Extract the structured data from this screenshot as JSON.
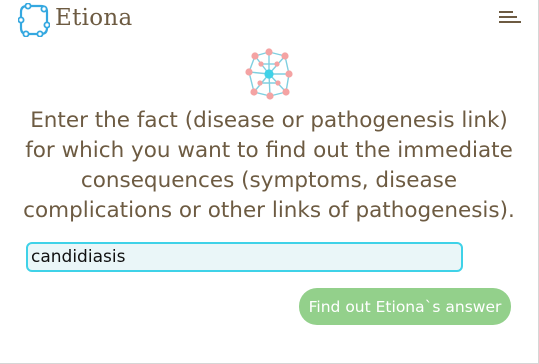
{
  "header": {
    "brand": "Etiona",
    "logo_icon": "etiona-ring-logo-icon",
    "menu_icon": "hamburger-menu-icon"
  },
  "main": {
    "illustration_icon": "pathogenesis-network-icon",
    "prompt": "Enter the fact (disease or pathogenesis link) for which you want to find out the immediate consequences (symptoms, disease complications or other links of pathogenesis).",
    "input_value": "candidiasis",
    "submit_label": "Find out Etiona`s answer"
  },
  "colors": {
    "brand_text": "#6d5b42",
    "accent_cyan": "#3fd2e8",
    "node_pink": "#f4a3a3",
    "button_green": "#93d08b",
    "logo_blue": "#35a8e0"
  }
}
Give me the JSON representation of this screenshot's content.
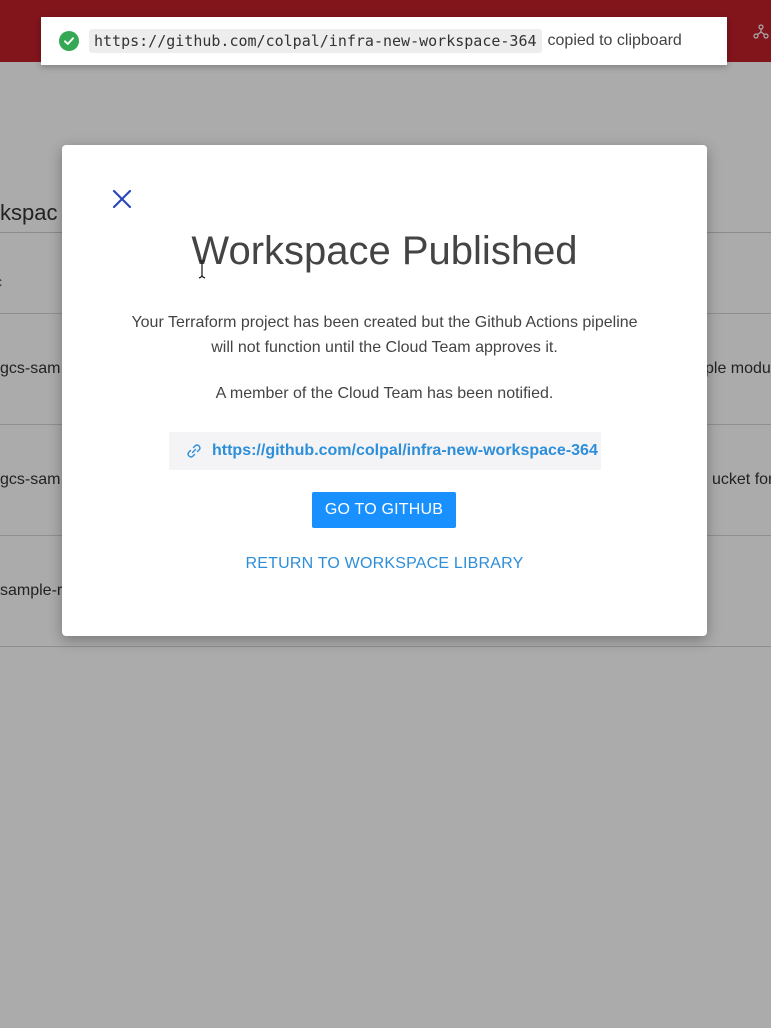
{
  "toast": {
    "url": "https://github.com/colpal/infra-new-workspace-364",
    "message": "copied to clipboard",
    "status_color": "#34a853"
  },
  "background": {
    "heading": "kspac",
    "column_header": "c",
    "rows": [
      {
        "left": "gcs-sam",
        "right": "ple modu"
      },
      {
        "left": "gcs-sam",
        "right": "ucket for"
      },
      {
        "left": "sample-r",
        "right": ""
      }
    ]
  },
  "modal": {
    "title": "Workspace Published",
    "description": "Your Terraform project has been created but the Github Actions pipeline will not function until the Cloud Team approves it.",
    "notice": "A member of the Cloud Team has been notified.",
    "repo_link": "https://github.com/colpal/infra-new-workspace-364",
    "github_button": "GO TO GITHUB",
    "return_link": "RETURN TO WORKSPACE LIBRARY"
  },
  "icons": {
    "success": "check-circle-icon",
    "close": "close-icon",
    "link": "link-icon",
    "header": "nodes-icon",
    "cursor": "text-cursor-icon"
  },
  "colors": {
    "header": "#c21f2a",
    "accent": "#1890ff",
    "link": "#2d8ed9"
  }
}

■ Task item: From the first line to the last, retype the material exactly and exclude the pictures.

■ Solution to this problem:
Extract the structured data from this screenshot as JSON.
{
  "header": {
    "brand": "Etiona",
    "logo_icon": "etiona-ring-logo-icon",
    "menu_icon": "hamburger-menu-icon"
  },
  "main": {
    "illustration_icon": "pathogenesis-network-icon",
    "prompt": "Enter the fact (disease or pathogenesis link) for which you want to find out the immediate consequences (symptoms, disease complications or other links of pathogenesis).",
    "input_value": "candidiasis",
    "submit_label": "Find out Etiona`s answer"
  },
  "colors": {
    "brand_text": "#6d5b42",
    "accent_cyan": "#3fd2e8",
    "node_pink": "#f4a3a3",
    "button_green": "#93d08b",
    "logo_blue": "#35a8e0"
  }
}
Give me the JSON representation of this screenshot's content.
{
  "toast": {
    "url": "https://github.com/colpal/infra-new-workspace-364",
    "message": "copied to clipboard",
    "status_color": "#34a853"
  },
  "background": {
    "heading": "kspac",
    "column_header": "c",
    "rows": [
      {
        "left": "gcs-sam",
        "right": "ple modu"
      },
      {
        "left": "gcs-sam",
        "right": "ucket for"
      },
      {
        "left": "sample-r",
        "right": ""
      }
    ]
  },
  "modal": {
    "title": "Workspace Published",
    "description": "Your Terraform project has been created but the Github Actions pipeline will not function until the Cloud Team approves it.",
    "notice": "A member of the Cloud Team has been notified.",
    "repo_link": "https://github.com/colpal/infra-new-workspace-364",
    "github_button": "GO TO GITHUB",
    "return_link": "RETURN TO WORKSPACE LIBRARY"
  },
  "icons": {
    "success": "check-circle-icon",
    "close": "close-icon",
    "link": "link-icon",
    "header": "nodes-icon",
    "cursor": "text-cursor-icon"
  },
  "colors": {
    "header": "#c21f2a",
    "accent": "#1890ff",
    "link": "#2d8ed9"
  }
}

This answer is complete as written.